Tuesday, October 5, 2010
Habsburg heir takes Austria to human rights court
VIENNA — A descendant of the Habsburgs is taking Austria to the European Court for Human Rights for not allowing him to run for president, his lawyer said Tuesday.
Ulrich Habsburg-Lothringen could not become a candidate in April 25 elections because he lacked the required number of signatures and Austrian law bars members of all ruling or former ruling families from running for the largely ceremonial post.
The Habsburg dynasty was once Europe’s most influential royal house and held power from the 13th to the early 20th centuries.

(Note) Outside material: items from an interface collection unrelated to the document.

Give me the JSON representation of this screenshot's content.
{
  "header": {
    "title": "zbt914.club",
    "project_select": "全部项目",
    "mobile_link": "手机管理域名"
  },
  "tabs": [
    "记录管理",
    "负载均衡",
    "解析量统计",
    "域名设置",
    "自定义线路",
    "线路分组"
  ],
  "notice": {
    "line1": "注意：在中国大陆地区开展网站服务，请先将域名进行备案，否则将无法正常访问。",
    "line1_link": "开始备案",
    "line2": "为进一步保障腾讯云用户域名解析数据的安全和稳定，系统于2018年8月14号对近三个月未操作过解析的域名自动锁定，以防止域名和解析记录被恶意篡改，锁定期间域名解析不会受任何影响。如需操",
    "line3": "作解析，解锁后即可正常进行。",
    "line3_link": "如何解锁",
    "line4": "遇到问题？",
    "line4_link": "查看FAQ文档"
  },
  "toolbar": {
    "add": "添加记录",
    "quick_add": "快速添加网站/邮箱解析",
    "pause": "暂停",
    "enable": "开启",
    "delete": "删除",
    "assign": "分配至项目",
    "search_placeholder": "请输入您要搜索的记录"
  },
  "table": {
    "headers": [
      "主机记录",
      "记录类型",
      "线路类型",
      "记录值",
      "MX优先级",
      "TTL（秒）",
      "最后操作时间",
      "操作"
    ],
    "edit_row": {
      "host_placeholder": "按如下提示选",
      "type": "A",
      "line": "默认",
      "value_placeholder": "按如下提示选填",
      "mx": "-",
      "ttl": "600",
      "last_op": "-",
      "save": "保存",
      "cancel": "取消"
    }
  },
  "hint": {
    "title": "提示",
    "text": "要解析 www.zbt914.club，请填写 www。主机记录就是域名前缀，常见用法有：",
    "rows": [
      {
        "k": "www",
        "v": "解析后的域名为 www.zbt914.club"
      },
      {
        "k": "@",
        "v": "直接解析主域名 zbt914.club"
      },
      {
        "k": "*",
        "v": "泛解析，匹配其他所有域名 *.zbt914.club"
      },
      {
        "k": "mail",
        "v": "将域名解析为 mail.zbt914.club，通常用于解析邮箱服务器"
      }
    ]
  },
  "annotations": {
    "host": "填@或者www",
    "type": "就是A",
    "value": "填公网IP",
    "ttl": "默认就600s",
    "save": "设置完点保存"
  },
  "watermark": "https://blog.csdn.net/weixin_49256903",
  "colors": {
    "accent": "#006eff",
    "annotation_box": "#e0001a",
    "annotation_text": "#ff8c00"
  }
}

The ban — which only applies to the presidency and is enshrined in the constitution — dates back to 1919 when Austria became a republic after centuries of monarchic rule. It was meant to quash any aspirations to reclaim the throne by members of the former royal family.

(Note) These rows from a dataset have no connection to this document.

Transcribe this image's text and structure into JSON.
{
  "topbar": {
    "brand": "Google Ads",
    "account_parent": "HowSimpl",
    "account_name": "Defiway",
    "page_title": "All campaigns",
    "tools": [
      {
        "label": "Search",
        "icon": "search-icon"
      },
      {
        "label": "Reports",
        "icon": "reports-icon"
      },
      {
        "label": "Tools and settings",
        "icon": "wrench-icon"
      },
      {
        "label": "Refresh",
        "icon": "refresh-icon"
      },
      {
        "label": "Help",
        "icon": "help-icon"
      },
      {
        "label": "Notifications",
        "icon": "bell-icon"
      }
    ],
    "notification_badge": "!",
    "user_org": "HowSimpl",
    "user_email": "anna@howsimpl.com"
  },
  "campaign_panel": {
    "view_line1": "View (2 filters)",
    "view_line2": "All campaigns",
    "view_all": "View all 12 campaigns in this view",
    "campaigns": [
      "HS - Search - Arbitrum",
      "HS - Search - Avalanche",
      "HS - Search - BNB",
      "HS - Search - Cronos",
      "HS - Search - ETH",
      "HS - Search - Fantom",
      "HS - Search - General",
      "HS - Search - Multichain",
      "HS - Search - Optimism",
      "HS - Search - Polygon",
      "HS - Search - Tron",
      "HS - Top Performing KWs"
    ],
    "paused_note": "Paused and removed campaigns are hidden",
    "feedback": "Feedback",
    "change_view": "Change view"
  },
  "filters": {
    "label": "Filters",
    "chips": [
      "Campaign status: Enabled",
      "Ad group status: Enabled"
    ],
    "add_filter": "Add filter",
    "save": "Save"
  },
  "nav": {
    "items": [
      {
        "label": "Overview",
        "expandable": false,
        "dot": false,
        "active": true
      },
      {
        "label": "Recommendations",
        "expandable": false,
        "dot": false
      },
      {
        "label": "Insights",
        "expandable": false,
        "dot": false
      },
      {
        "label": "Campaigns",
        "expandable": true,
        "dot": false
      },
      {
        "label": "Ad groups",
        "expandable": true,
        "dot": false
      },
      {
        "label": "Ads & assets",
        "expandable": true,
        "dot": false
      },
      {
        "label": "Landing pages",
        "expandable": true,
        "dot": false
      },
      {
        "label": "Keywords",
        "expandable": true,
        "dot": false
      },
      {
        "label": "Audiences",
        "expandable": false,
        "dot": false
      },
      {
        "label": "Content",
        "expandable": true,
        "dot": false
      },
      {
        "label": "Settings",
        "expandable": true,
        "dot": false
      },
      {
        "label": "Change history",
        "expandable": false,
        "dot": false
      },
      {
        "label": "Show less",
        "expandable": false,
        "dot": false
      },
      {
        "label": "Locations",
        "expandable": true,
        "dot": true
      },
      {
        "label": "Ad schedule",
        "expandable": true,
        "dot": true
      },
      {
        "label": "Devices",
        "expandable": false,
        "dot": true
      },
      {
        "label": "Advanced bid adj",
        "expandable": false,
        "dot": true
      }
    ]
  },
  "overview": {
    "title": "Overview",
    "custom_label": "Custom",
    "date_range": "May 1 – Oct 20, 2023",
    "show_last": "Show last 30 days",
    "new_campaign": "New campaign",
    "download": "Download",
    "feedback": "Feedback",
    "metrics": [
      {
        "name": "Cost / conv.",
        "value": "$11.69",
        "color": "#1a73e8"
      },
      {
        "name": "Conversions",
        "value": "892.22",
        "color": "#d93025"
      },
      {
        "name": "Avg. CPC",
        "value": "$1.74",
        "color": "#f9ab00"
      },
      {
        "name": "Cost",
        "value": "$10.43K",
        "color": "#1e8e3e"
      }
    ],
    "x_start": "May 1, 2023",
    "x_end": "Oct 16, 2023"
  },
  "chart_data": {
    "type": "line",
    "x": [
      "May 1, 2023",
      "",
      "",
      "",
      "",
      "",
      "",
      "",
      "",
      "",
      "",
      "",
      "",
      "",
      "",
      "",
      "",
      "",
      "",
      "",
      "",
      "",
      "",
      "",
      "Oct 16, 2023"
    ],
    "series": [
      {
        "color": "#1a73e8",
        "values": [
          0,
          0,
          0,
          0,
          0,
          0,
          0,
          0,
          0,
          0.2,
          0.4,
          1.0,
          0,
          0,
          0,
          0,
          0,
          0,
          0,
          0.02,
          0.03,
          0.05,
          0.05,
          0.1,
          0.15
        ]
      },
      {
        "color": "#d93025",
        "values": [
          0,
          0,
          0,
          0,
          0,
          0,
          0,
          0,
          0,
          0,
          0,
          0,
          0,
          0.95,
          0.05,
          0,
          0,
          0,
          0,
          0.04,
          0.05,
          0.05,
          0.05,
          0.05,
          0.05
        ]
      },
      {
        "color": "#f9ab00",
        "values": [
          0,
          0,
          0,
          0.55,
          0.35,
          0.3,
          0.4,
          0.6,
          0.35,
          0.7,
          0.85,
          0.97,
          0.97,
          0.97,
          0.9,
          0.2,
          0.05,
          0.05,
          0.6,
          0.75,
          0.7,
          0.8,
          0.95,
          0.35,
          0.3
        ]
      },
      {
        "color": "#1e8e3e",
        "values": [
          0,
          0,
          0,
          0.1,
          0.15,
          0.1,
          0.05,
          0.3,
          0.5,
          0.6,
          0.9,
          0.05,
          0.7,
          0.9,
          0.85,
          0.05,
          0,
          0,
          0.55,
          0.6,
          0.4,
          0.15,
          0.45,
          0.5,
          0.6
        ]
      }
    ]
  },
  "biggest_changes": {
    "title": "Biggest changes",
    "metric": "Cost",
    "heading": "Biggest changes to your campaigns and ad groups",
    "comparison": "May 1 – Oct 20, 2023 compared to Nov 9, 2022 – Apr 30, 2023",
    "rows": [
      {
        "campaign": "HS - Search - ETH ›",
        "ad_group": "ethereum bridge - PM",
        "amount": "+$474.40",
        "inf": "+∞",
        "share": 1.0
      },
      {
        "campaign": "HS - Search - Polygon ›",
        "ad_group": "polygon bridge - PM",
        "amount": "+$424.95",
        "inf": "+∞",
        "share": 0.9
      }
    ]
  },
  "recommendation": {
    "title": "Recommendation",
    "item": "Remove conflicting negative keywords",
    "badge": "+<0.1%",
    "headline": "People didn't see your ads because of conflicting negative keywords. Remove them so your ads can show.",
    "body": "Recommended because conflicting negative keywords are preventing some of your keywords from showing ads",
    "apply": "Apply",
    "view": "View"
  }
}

The complaint filed with the Strasbourg-based court argues that the ban violates Habsburg-Lothringen’s human right to participate in democratic elections, said his lawyer, Rudolf Vouk.
“I expect a positive answer in my favor within a period of one or two years,” Habsburg-Lothringen told Austrian radio Oe1.
While a complaint he filed with Austria’s constitutional court was unsuccessful, there appears to be an increasing political push to scrap the provision.
Heinz Fischer, Austria’s current president, said recently that the time has come to do away with it “Someone who can become chancellor or president of parliament should, in our mature democracy, also be able to become president,” Oe1 quoted him as saying.
The center-right People’s Party and opposition Greens have spoken in favor of lifting the ban, but the Social Democrats, Fischer’s party, have been skeptical.
The Vienna-based Organization for Security and Cooperation in Europe also has weighed in. In a report issued after the April elections, it said the provision appeared to be “anachronistic in the modern political environment and may be considered an unreasonable restriction on the right to be elected.”
It added that “consideration should be given to removing the prohibition.”
Austria’s next presidential polls are set for 2016.